Not only do pets tend to look like their owners, I believe they share characteristics of personality. Girl is a large boned (aka fat) black with orange and beige interwoven into her thick longish fur. She has a natural gift for laziness, napping, and finding the prime sleeping locations. There is nothing unusual in our household to have a cupboard open and see a large ball of fur glide out in search of another, more fulfilling sleeping place. She is the personification (catification?) of my love of rest.
At ten years old, Playful continues to live up to her name. Waking me at four in the morning as she tackles a bookmark, small toy, or my foot gives her no greater joy. After ensuring that it is not a mouse she is chasing, as has occurred before, I marvel at her dedication to play no matter her age. When she was younger, we put bells on her collar in an effort to quit receiving the gifts of half alive song birds she brought home. That cat represents the reason I have so many facial laugh lines.
Australian Shepherd, Sydney, is the household Queen of Drama. You should see her tell people how she never gets enough attention, and the way she looks ready to die when left alone. But her disposition is of the extreme opposite when I reach for the dog leash. Just going outside to use the restroom is of the same level of bliss as visiting Hawaii for a month.
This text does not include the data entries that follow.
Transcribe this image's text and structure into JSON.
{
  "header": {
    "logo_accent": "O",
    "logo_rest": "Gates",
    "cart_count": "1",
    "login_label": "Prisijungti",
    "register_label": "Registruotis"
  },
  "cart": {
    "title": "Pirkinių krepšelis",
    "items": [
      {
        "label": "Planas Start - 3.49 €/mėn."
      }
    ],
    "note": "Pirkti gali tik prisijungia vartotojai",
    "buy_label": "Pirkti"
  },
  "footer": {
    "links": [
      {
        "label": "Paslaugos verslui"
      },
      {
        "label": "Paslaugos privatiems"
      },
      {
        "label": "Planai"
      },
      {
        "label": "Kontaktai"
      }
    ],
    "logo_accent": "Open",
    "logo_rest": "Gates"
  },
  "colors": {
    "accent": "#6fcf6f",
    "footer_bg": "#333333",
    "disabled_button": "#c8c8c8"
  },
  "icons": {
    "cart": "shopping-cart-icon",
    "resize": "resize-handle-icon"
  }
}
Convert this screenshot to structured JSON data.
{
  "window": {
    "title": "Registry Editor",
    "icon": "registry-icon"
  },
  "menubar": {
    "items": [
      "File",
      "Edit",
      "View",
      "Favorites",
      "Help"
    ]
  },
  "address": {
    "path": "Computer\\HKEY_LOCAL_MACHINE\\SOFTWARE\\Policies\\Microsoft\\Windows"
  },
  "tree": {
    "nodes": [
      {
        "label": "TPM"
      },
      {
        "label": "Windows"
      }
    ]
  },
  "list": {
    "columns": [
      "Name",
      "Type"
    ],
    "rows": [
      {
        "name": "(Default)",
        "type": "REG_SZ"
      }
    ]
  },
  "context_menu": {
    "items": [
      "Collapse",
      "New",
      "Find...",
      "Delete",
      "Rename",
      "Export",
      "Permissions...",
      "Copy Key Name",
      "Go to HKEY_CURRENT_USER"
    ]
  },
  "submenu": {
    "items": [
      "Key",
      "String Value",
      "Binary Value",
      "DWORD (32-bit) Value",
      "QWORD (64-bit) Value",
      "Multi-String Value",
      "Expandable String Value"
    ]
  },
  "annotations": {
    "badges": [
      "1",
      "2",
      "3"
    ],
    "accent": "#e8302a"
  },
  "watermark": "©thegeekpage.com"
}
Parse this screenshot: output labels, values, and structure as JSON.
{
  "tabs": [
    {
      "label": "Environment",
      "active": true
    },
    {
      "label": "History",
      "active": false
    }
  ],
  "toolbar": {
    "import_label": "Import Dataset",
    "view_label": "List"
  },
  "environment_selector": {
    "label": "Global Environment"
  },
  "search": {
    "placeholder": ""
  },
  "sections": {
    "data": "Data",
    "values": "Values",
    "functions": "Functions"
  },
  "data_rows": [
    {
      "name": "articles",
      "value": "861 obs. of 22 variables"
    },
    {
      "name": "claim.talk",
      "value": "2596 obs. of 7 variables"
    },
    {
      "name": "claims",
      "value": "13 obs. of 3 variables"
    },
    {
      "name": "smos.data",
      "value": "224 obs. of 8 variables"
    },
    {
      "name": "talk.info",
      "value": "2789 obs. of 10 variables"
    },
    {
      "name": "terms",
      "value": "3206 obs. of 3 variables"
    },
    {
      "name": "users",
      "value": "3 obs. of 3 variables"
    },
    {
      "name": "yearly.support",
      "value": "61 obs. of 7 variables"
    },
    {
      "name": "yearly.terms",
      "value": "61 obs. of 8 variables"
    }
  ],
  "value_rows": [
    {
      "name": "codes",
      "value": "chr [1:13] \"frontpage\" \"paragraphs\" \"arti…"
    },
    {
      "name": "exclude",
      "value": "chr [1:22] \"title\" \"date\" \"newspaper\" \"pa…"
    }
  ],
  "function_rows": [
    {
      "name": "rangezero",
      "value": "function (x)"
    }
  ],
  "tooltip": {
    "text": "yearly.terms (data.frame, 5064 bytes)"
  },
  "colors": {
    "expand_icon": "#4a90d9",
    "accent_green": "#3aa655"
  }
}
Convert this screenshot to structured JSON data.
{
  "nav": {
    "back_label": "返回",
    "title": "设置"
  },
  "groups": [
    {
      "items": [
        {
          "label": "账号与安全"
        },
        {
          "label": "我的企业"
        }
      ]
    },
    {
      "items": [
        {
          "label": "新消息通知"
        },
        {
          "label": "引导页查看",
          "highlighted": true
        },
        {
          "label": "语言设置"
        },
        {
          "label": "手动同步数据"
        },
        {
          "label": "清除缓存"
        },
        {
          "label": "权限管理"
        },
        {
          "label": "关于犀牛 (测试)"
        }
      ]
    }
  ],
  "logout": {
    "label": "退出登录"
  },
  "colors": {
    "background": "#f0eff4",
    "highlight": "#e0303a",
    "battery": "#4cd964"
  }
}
Her extreme nature is also found in the attention she pays to anyone getting too close to me. She is the self-appointed guardian of the bathroom door. If one of my boys tries to knock at the door, she'll growl and send them away. I've tried for years to explain that they are not out to attack their mother, but she does not believe me.
The cats I can see as parts of my personality, but the dog, well, I don't know. Maybe it's the side of her that is naturally beautiful, even as she is aging. Everyone who meets her oohs and ahhs over her gorgeous fur, lovely face, and friendly disposition. Yes, that must be it. It's our inner beauty that we have in common.
Definitely not connected in the Queen of Drama syndrome.